“They might need a ramp, a refitted kitchen, or grab bars in the showers,” Casey said. “These are necessary and they are costly. People who have been victims of gun violence need to know where to turn.”
While Casey and Evans are pursuing a legislative solution with an inter-branch council, likely within the Justice Department, that would provide such assistance, Evans also has called on the Biden administration to take executive action to provide that same assistance.
“We both agree on the sense of urgency and we recognize that something has to be done now,” Evans said. “And we share that mission. After hearing the voices we hear — every day, and that’s not acceptable any longer. We will use our efforts jointly.”
Gun violence reduction efforts have historically hit a brick wall in Pennsylvania’s Republican-controlled General Assembly. And the issue vanished entirely from the Legislature’s radar as lawmakers and the Democratic Wolf administration struggled to contain the COVID-19 pandemic.
But the violence continued, both in the streets, and in homes, where people living with domestic violence found themselves trapped at home with their abusers. As was the case with opioid abuse, this epidemic within the pandemic was ever-present.

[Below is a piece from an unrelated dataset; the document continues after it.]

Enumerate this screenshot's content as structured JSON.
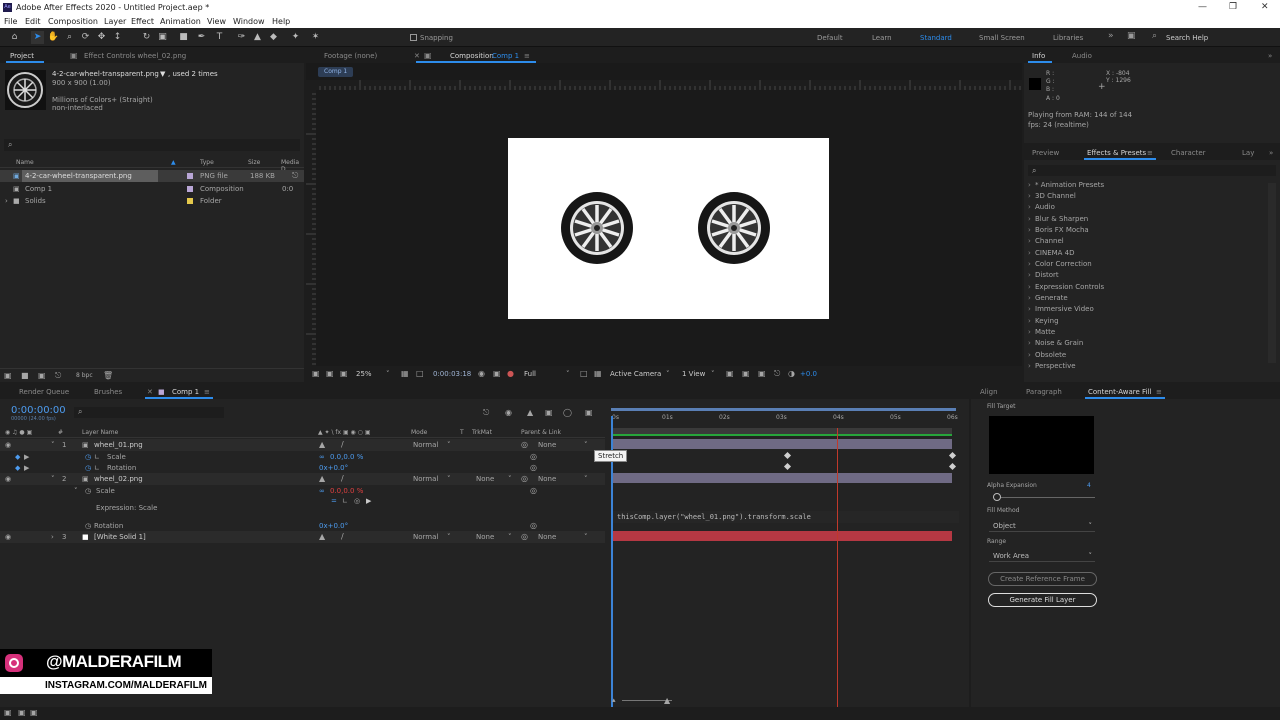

Pennsylvania law requires people convicted of domestic abuse to surrender their weapons within 24 hours of a sentence being pronounced. But efforts to pass a law authorizing “extreme risk protection orders,” or “red flag” laws that would allow someone to seek a court order seizing someone’s weapons if they pose a risk to themselves or others, failed to win passage in the Legislature. That’s despite the fact that they’ve been proven to work in the states that have them.

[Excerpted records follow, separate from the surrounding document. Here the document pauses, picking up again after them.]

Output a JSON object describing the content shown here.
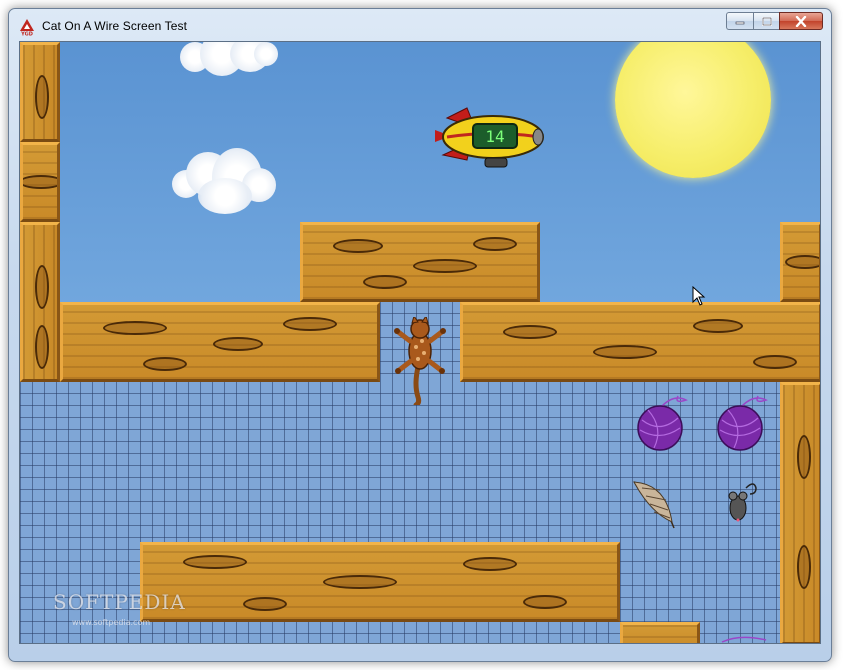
{
  "window": {
    "title": "Cat On A Wire Screen Test",
    "colors": {
      "titlebar": "#c7d9ee",
      "close_button": "#c2432b"
    }
  },
  "game": {
    "blimp_display": "14",
    "watermark": "SOFTPEDIA",
    "watermark_url": "www.softpedia.com",
    "colors": {
      "sky": "#6aa2dc",
      "wood": "#c98a28",
      "mesh": "#7fa6d6",
      "sun": "#f6ee6a",
      "yarn": "#7a2aa8"
    },
    "icons": [
      "cat-icon",
      "blimp-icon",
      "yarn-ball-icon",
      "feather-icon",
      "mouse-toy-icon",
      "sun-icon",
      "cloud-icon",
      "cursor-icon"
    ]
  }
}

“Support is what we need. And we are at the urgent hour,” said McClinton, who added she’d just learned that a 15-year-old girl who’d been shot in her district last week, and was “hanging on for her life,” had died on Tuesday night.
“We’re faced with it over and over again,” she said, not just in Philadelphia, but in our smaller cities, like Allentown. We know that suicide is a leading cause of death in rural Pennsylvania. It hits all of our homes.”
In the Legislature, state Sen. Art Haywood, and Rep. Donna Bullock, both Philadelphia Democrats, are sponsoring bills that would create a state-funded grant program that would pay for “community-based violence reduction initiatives with demonstrated success at reducing gun-related violence,” Haywood wrote in a memo seeking co-sponsors for his legislation.
The legislators’ plan, if approved, would appropriate $30 million and authorize the Pennsylvania Commission on Crime and Delinquency to oversee the grant program, according to a memo Bullock circulated among her House colleagues. Eligible applicants would “need to include detailed plans and coordinate with existing violence prevention and intervention programs and service providers in their community,” she wrote.
McClinton, the House Democrats’ floor leader, said plans also are in the works to reintroduce the “red flag” bill that failed to win passage in last year’s legislative session. Both she and Costa agreed that the issue has taken on new urgency amid reports of the plight of domestic violence survivors during the pandemic.
“I do think there may be more of an appetite now in light of what we’re seeing and hearing,” Costa said, even as he acknowledged that Democrats will have to “work to change minds” among skeptical Republicans. But “if the matter gets to the Senate floor, it will pass.
“It’s reasonable. It’s responsible. It’s the kind of commonsense reform we need in Harrisburg,” he said.
After decades under the Capitol dome, Costa has to know that Harrisburg is a town that often defies common sense.
In the meantime, however, activists such as Garcia will continue working, turning tragedy into action, and a prayer that another family won’t have to bury another child.
“There’s a frustrating sense of normality about murders in our country … the reality is that we are all in the crossfire,” she said. “The only way to reduce gun violence is to work together.”